image contents: Wideness, emptiness, individual angle. As a rule, at least one, but not more than two objects
are visible. No remarkable combinations of familar things in extrinsic surroundings, no hyper artifical
photographical aesthetics, and no trash style that has been en vogue in more recent contemporary
There is neither any writing on the pictures not people indicating the meaning of the photographs. Mellenthin
relies on the moment when the viewer becomes automatically an interpreter, which means the viewer
becomes part of the picture. Our mood, anticipations and cognition become present almost immediately.
Most of the time, they do have nothing or very little in common with the actual object. The photographs are
rather metaphors activating far-reaching associations thus widening the angle of the viewer so much that,
finally, he reflects on himself.
Deliverance of the Angle. For example, Klaus Mellenthins black-and-white pcitures of the series Urban Spaces
always show inanimate objects in front of an infinitely wide sky. The photographed pitures taken consistently
with a camera on a tripod show lifeguard cottages, bridges and boats. For Mellenthin, the emptiness constitutes
the deliverance of the angle and stimulates the perception of the viewer.
His choice of themes is lacking of any common-place character, and as a matter of fact, is very distinctive, thus
causing us, the audience, to give up our distance and to adopt Mellenthisn subjective angle. It is quite possible
that our moods become synonyms with those of the photographer at the moment he took the picture. However,
his photographs always advert to existential situations, such as journeys through life, with hints to a reality
beyond visible themes.
Since there are no people present, we complete the picture in our minds. We add our own world of feelings
and experiences. I do something for myself and thus I am giving something to others, Mellenthin says. His
photographs show moods of the moment in two ways: the atmosphere at the time and place of the photograph
and the mood being generated through a metaphoric language to the viewer.
Life Boat Time Bridge. This can be demonstrated verly nicely by Mellenthins BARCelOna. You can see a boat
construction in front of a dark sky with clouds scattered by the wind. Because of the low amount of ambient light,
the body seems to have no contours. On the pontoon bridge, life belts, radio masts and railings can be
foreshadowed. A pale label on the body gives no further reference. There will be change. The fear of even a
slight variation in the moment of departure. The awareness of the irreversibility of a step paired with a
presumption to the relief or even gratification of having made the necessary step, when the ship finally pulls
away. Viewers will create their own unique realities about this image. The picture becomes a metaphor for the
inner conditions of the respective viewer.
Pictures Watching back. Mellenthins psychological photography is a very human photography. Although, for
example the series Urban Spaces, does not include life and people specifically, it has much to do with life
itself. The variation in his pictures is delibating ad fresh, just like th possiblity of a free human being able to

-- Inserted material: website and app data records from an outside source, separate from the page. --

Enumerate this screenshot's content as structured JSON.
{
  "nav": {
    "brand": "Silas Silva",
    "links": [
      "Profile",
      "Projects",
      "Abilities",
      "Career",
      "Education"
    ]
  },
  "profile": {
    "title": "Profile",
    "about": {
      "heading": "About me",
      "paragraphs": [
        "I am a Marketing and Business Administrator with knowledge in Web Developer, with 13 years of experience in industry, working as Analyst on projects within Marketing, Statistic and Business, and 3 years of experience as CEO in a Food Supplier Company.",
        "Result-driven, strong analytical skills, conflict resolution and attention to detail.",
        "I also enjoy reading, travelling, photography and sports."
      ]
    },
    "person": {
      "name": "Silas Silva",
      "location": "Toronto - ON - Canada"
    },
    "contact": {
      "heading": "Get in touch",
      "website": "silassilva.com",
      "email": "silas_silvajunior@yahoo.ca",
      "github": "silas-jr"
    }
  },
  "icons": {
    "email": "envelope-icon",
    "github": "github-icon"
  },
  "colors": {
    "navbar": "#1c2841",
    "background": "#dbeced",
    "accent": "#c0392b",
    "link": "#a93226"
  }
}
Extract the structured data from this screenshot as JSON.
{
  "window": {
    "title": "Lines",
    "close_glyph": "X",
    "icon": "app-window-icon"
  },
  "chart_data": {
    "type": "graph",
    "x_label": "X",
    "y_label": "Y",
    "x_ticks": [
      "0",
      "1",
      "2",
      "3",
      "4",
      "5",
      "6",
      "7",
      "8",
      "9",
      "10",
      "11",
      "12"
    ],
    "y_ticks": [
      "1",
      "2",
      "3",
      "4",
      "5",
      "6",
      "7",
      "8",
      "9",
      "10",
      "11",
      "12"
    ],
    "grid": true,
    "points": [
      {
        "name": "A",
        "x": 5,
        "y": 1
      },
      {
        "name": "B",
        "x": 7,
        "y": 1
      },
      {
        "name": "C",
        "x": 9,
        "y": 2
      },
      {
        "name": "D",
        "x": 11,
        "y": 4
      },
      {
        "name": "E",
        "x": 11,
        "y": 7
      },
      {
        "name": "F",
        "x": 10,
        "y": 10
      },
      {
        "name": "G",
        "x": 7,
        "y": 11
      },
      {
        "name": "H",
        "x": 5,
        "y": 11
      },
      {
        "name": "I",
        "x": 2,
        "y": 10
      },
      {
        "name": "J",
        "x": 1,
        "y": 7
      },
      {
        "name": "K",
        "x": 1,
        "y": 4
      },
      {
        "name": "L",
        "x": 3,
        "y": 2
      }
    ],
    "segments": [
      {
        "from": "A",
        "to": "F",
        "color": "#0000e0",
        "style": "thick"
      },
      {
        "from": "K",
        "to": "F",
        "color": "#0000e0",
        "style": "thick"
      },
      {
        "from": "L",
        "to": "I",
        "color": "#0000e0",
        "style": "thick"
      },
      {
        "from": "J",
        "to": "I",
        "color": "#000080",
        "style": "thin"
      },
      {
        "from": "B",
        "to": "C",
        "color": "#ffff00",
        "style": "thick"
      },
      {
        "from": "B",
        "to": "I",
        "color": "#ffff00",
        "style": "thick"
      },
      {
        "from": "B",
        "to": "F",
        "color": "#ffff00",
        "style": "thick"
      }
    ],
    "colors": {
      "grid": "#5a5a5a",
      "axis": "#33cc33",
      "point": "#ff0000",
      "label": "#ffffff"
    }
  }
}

choose the way of his life. but this latitude also retrieves the fear to lose oneself in all these possibilities.
You can get lost in Mellenthins expansive atmosphere which has allure as well as apprehension.
It is all about emotions. We look at the pictures and the pictures look back at us. This very individual and
emotionally supercharged photography operates like a private journal. The artist creates a composition of
emotions and adheres to them for an evaluation. Furthermore, pictures are simply instruments for assimilation
and self-concept. Autobiographic material, which, at this degree of composition, cannot be but into words. Like
poems, these photographs have to be put aside to be thought upon later, in the light of distance.
As such kind of documentation of a moment or of a whole phase of life they serve the photographer himself in
the first instance. Therefore, Mellenthin points out: At first, I take these pictures for myself. His audiences are
ttendants who bring in their own autobiographic references, thus being able to enter into spaces of experiences
within the photographs.